In the Democratic primary for lieutenant governor, Diane Benson easily bested two opponents to win. She'll run on a ticket with the apparent Democratic nominee for governor, Ethan Berkowitz.
Also running in November will be Libertarian Jeffrey D. Brown of Anchorage, who ran unopposed in Tuesday's primary.
The Republican race was the highest profile of the three.
Treadwell's main GOP rival, state Rep. Jay Ramras of Fairbanks, finished a distant second. Other losing candidates were Eddie Burke, a former conservative radio talk-show host, and Bob Lupo of Eagle River.
Treadwell, 54, is in his first campaign for elected office. He resigned as chairman of the U.S. Arctic Research Commission earlier this year to run for office.
"It was a great day," he said Tuesday evening. "I definitely feel like we got new support today."
Voter Beth Klein, an Anchorage Republican, was among the recent Treadwell converts.
"I had a conversation with some friends a couple weeks ago about it, and there were several people who were kind of talking him up and it sounded good," Klein said as she left after leaving the polls.
Ramras, 46, said he waved campaign signs Tuesday in Anchorage and Fairbanks.
"I was greatly at ease, sleep-deprived and enjoying lots of horn-honking and thumbs up," he said.
On Monday, the Alaska Public Offices Commission held a hearing for expedited consideration of a complaint alleging Ramras' ads for his Pike's Waterfront Lodge in Fairbanks improperly promoted him and his agenda.

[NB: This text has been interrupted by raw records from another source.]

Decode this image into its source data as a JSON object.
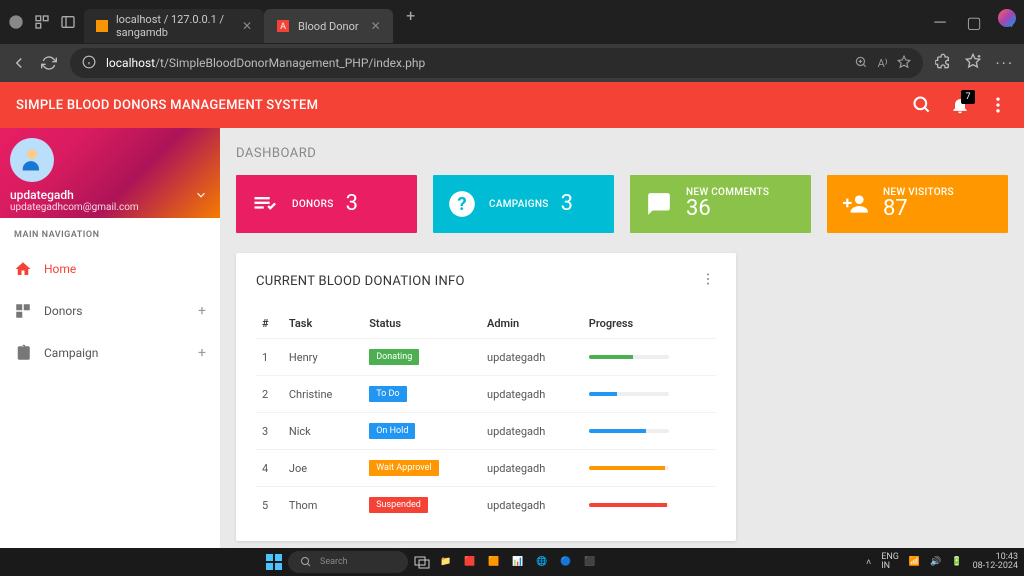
{
  "browser": {
    "tabs": [
      {
        "title": "localhost / 127.0.0.1 / sangamdb"
      },
      {
        "title": "Blood Donor"
      }
    ],
    "url_host": "localhost",
    "url_path": "/t/SimpleBloodDonorManagement_PHP/index.php"
  },
  "topbar": {
    "title": "SIMPLE BLOOD DONORS MANAGEMENT SYSTEM",
    "notif_count": "7"
  },
  "user": {
    "name": "updategadh",
    "email": "updategadhcom@gmail.com"
  },
  "nav": {
    "title": "MAIN NAVIGATION",
    "items": [
      {
        "label": "Home",
        "active": true
      },
      {
        "label": "Donors",
        "expandable": true
      },
      {
        "label": "Campaign",
        "expandable": true
      }
    ]
  },
  "page": {
    "title": "DASHBOARD"
  },
  "stats": [
    {
      "label": "DONORS",
      "value": "3",
      "color": "pink"
    },
    {
      "label": "CAMPAIGNS",
      "value": "3",
      "color": "cyan"
    },
    {
      "label": "NEW COMMENTS",
      "value": "36",
      "color": "green"
    },
    {
      "label": "NEW VISITORS",
      "value": "87",
      "color": "orange"
    }
  ],
  "card": {
    "title": "CURRENT BLOOD DONATION INFO",
    "headers": {
      "num": "#",
      "task": "Task",
      "status": "Status",
      "admin": "Admin",
      "progress": "Progress"
    },
    "rows": [
      {
        "num": "1",
        "task": "Henry",
        "status": "Donating",
        "status_cls": "b-green",
        "admin": "updategadh",
        "pct": 55,
        "pcolor": "#4caf50"
      },
      {
        "num": "2",
        "task": "Christine",
        "status": "To Do",
        "status_cls": "b-blue",
        "admin": "updategadh",
        "pct": 35,
        "pcolor": "#2196f3"
      },
      {
        "num": "3",
        "task": "Nick",
        "status": "On Hold",
        "status_cls": "b-blue",
        "admin": "updategadh",
        "pct": 72,
        "pcolor": "#2196f3"
      },
      {
        "num": "4",
        "task": "Joe",
        "status": "Wait Approvel",
        "status_cls": "b-orange",
        "admin": "updategadh",
        "pct": 95,
        "pcolor": "#ff9800"
      },
      {
        "num": "5",
        "task": "Thom",
        "status": "Suspended",
        "status_cls": "b-red",
        "admin": "updategadh",
        "pct": 98,
        "pcolor": "#f44336"
      }
    ]
  },
  "taskbar": {
    "search_placeholder": "Search",
    "lang1": "ENG",
    "lang2": "IN",
    "time": "10:43",
    "date": "08-12-2024"
  }
}
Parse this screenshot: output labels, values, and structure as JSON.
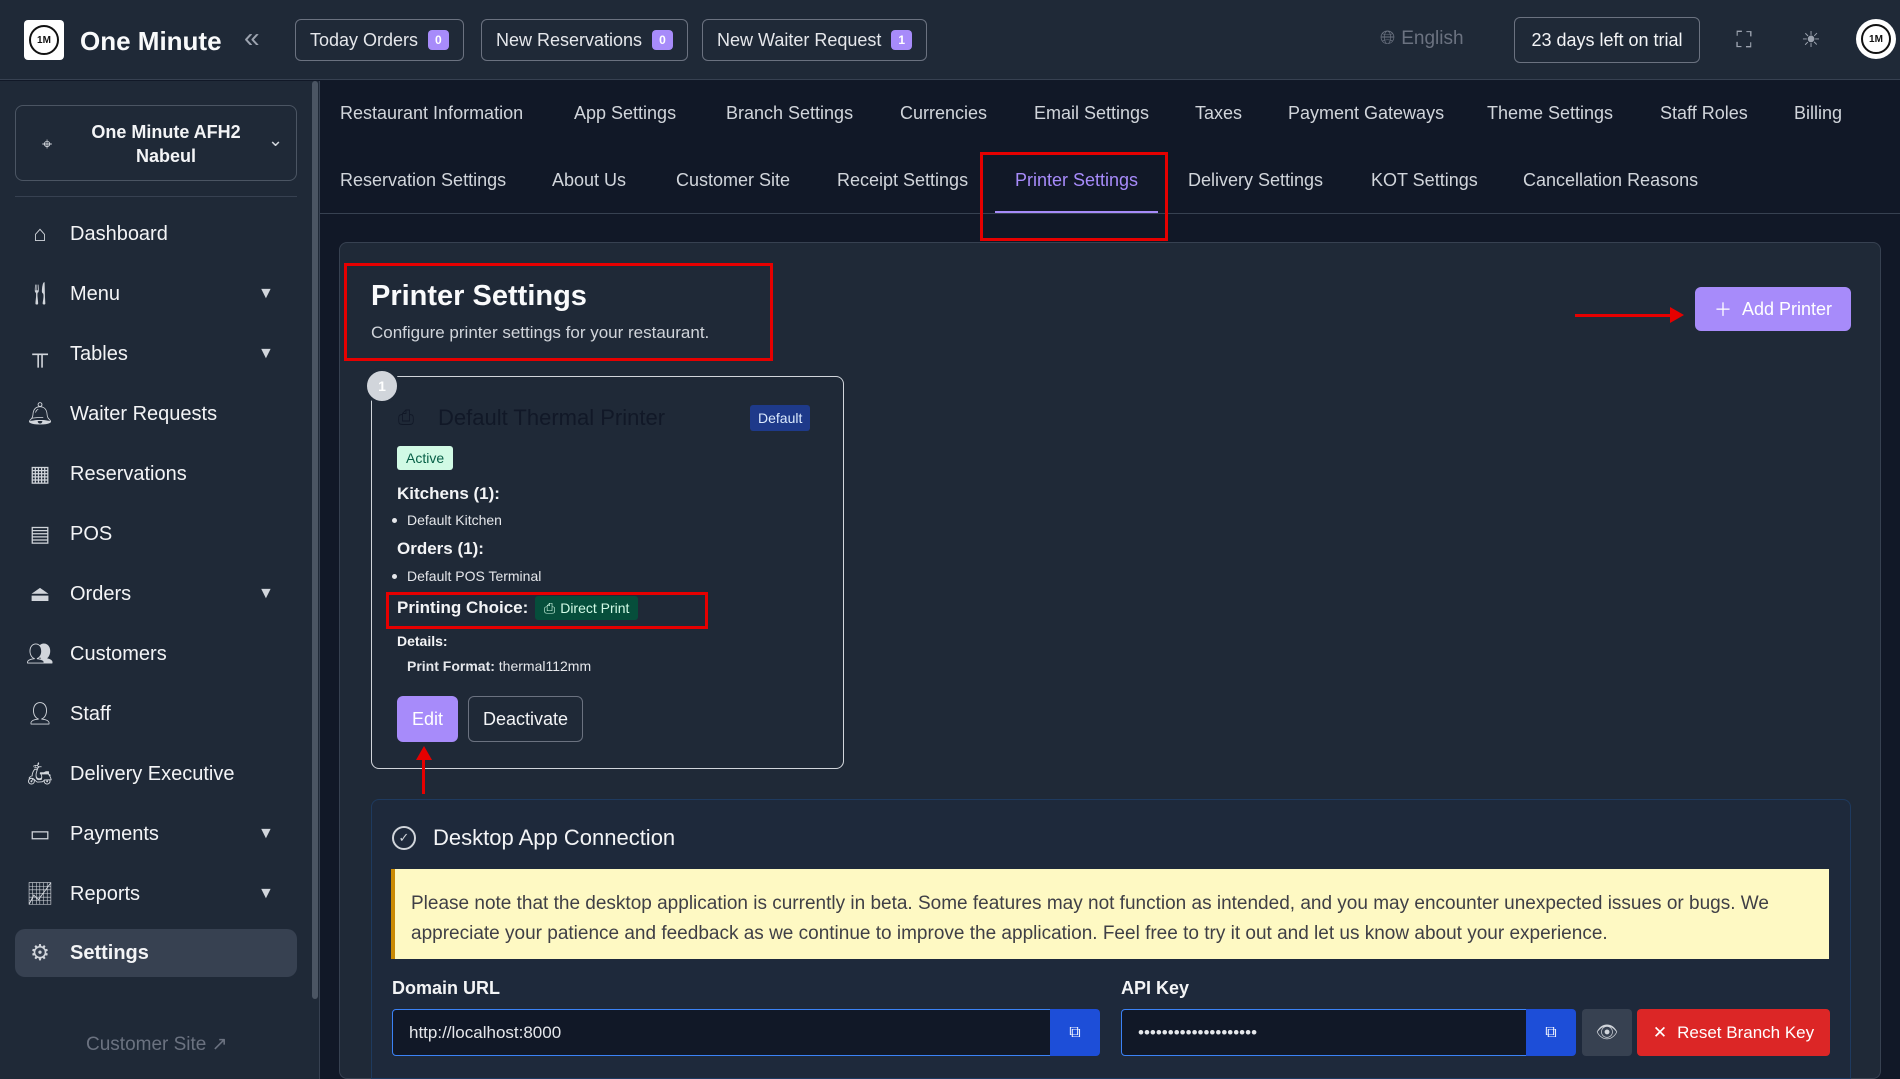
{
  "app": {
    "name": "One Minute",
    "logo_text": "1M"
  },
  "topbar": {
    "today_orders": {
      "label": "Today Orders",
      "count": "0"
    },
    "new_reservations": {
      "label": "New Reservations",
      "count": "0"
    },
    "new_waiter_request": {
      "label": "New Waiter Request",
      "count": "1"
    },
    "language": "English",
    "trial": "23 days left on trial"
  },
  "sidebar": {
    "branch": "One Minute AFH2 Nabeul",
    "items": [
      {
        "label": "Dashboard",
        "icon": "home-icon"
      },
      {
        "label": "Menu",
        "icon": "menu-icon"
      },
      {
        "label": "Tables",
        "icon": "table-icon"
      },
      {
        "label": "Waiter Requests",
        "icon": "bell-icon"
      },
      {
        "label": "Reservations",
        "icon": "calendar-icon"
      },
      {
        "label": "POS",
        "icon": "pos-icon"
      },
      {
        "label": "Orders",
        "icon": "cloche-icon"
      },
      {
        "label": "Customers",
        "icon": "users-icon"
      },
      {
        "label": "Staff",
        "icon": "staff-icon"
      },
      {
        "label": "Delivery Executive",
        "icon": "scooter-icon"
      },
      {
        "label": "Payments",
        "icon": "wallet-icon"
      },
      {
        "label": "Reports",
        "icon": "chart-icon"
      },
      {
        "label": "Settings",
        "icon": "gear-icon"
      }
    ],
    "customer_site": "Customer Site"
  },
  "tabs": {
    "row1": [
      "Restaurant Information",
      "App Settings",
      "Branch Settings",
      "Currencies",
      "Email Settings",
      "Taxes",
      "Payment Gateways",
      "Theme Settings",
      "Staff Roles",
      "Billing"
    ],
    "row2": [
      "Reservation Settings",
      "About Us",
      "Customer Site",
      "Receipt Settings",
      "Printer Settings",
      "Delivery Settings",
      "KOT Settings",
      "Cancellation Reasons"
    ],
    "active": "Printer Settings"
  },
  "page": {
    "title": "Printer Settings",
    "subtitle": "Configure printer settings for your restaurant.",
    "add_button": "Add Printer"
  },
  "printer": {
    "number": "1",
    "name": "Default Thermal Printer",
    "default_badge": "Default",
    "status": "Active",
    "kitchens_heading": "Kitchens (1):",
    "kitchen": "Default Kitchen",
    "orders_heading": "Orders (1):",
    "order": "Default POS Terminal",
    "printing_choice_label": "Printing Choice:",
    "printing_choice": "Direct Print",
    "details_label": "Details:",
    "print_format_label": "Print Format:",
    "print_format": "thermal112mm",
    "edit": "Edit",
    "deactivate": "Deactivate"
  },
  "desktop": {
    "title": "Desktop App Connection",
    "warning": "Please note that the desktop application is currently in beta. Some features may not function as intended, and you may encounter unexpected issues or bugs. We appreciate your patience and feedback as we continue to improve the application. Feel free to try it out and let us know about your experience.",
    "domain_label": "Domain URL",
    "domain_value": "http://localhost:8000",
    "api_label": "API Key",
    "api_value": "••••••••••••••••••••",
    "reset_button": "Reset Branch Key"
  },
  "colors": {
    "accent": "#a78bfa",
    "annotation": "#e60000",
    "danger": "#dc2626"
  }
}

The panel denied a request to take fast action, saying it would investigate the matter as a normal complaint, which meant a conclusion wouldn't be reached until after the primary.
Ramras said the complaint was a campaign smear job orchestrated by a Treadwell supporter.
"Alaskans have had enough of these false last-minute attacks on people's character," he said.
The complaint was filed by Anchorage resident Steve Flory, who has contributed to Treadwell.
In its decision, the commission noted the ads are no longer running and would not affect the election or cause irreparable harm that penalties could not address.
Anchorage voter Meg Halsey, 45, said she was turned off by the controversy stirred up over his business ads, chalking it up to "dirty tricks." She considers herself a friend of Ramras, though that's not the reason she voted for him, she said.
"Like him or don't, the guy's freaking sincere," she said.
In the Democratic primary, Benson, 55, ran against Anchorage residents Lynette Moreno-Hinz and J.J. "Jack" Powers.
Benson has run for statewide office before in unsuccessful campaigns to unseat U.S. Rep. Don Young.
Current Lt. Gov. Craig Campbell, who chose not to run, was appointed to replace then-Lt. Gov. Sean Parnell, who became governor when Palin resigned last summer.